The Russians and Chinese were unlucky on uneven bars, an excellent event for both teams. Jiang Yuyuan and Huang Qiushaung missed after Pak salto transitions to the low bar, and Olympic bars champion He Kexin was forced to muscle a kip to high bar. Russia got off to a bad start when tablesetter Dementyeva fell on her Tkatchev release. Things got worse when Nabieva fell twice, once on her signature toe on layout Tkatchev over the bar, once on a low bar pirouette.
Nevertheless, the Russians were the team with the fewest mistakes after the U.S. went to floor and had to count a fall from Mattie Larson, who has been struggling with the Janssen-Fritsen floor all week in Rotterdam. Larson made the double layout she fell on in preliminaries but did not have the height or rotation for the double pike that capped off her routine. In addition, Larson tumbled only a 2.5 twist, leaving out the front layout that normally follows, taking an additional deduction for leaving out the change of direction requirement for routines.
The Russian team has been great for a long time, but surprisingly, this is the first World team title they have won since the breakup of the Soviet Union’s Unified Team, which competed for the last time at the 1992 Olympics.

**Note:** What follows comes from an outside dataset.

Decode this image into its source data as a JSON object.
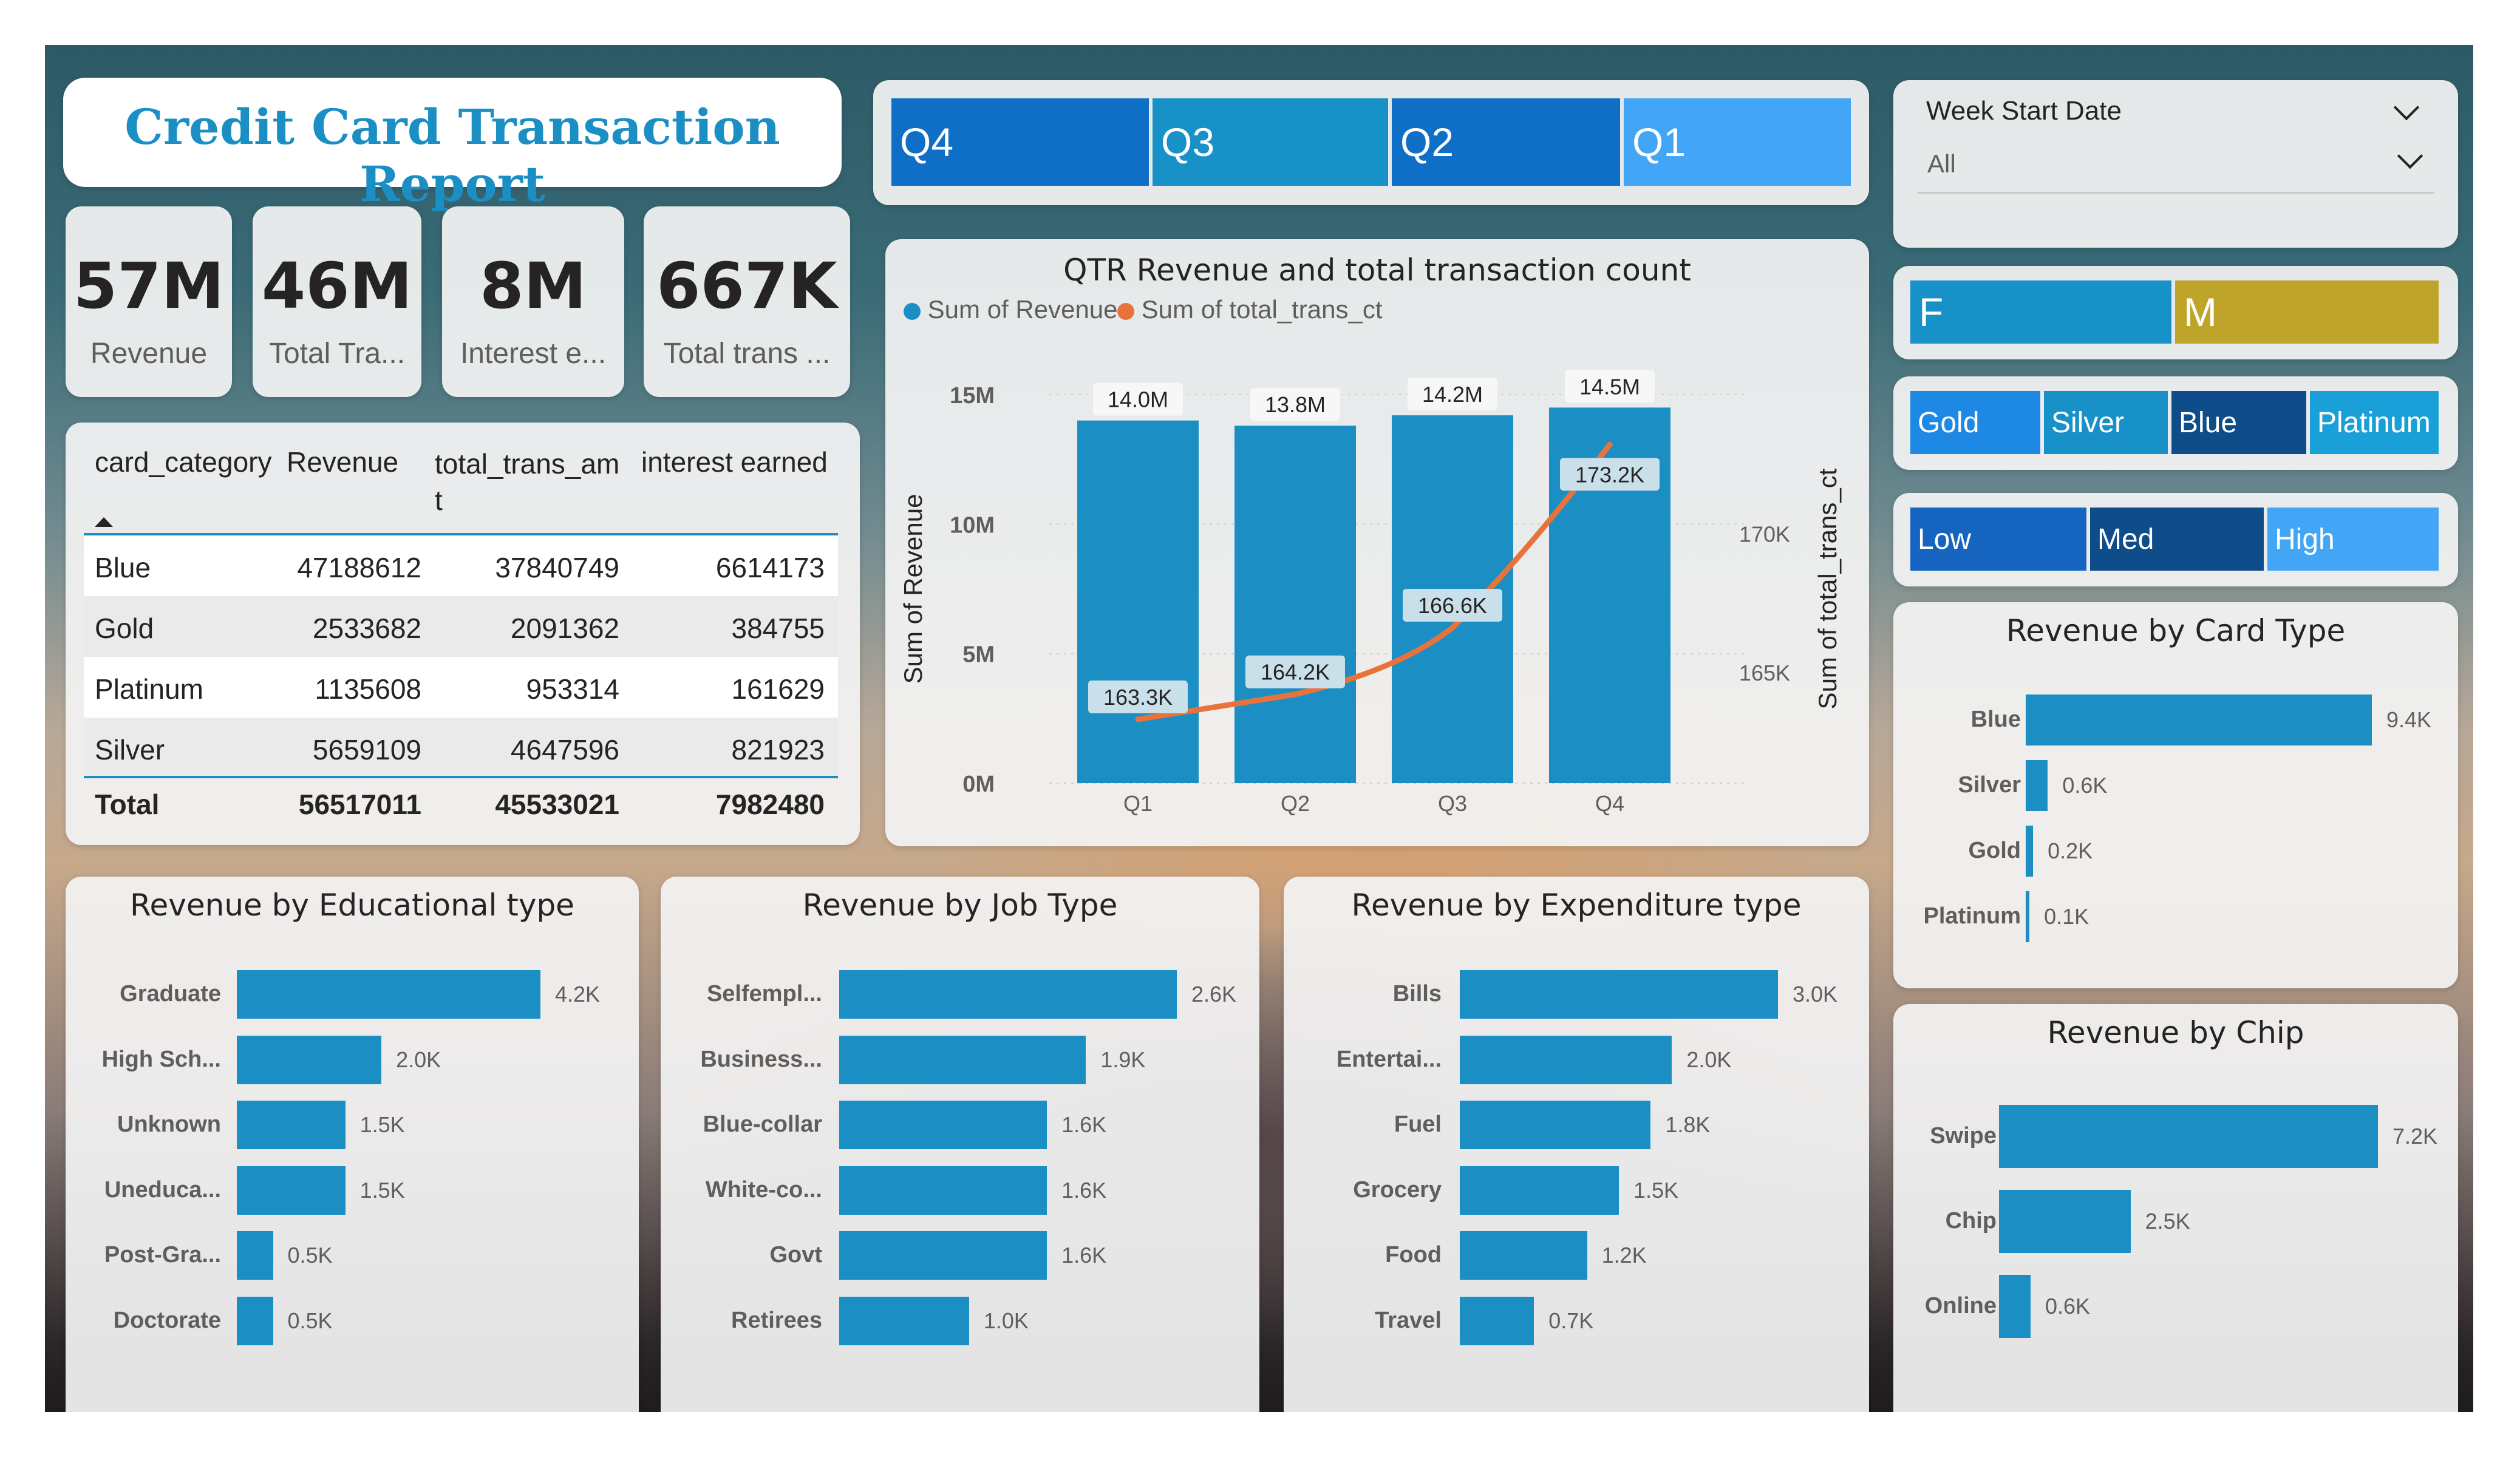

What was interesting about this night in Rotterdam was how close the top three teams really were. Any had the ability to win the title had they stayed clean. But given the number of falls counted (three for Russia, two for China and one for the United States), it is a testament to how good the Russian team still is that they won.
A resurgent Romania, now guided by Octavian Belu and Mariana Bitang, finished just outside the medals with 173.096. Romanian fans shouldn’t despair, however — the country has a very strong all-around contender in Ana Porgras, as well as two stunning juniors in Larissa Iordache and Diana Bulimar, who are waiting the wings. Japan rebounded from several errors in the qualifying round to finish fifth, equaling its 2008 Olympic result, followed by Australia, Britain and Italy.
Follow Gymnastics Examiner Blythe Lawrence on Twitter at www.twitter.com/GymExaminer or click the “Subscribe” button above to receive the latest gymnastics news and results via e-mail.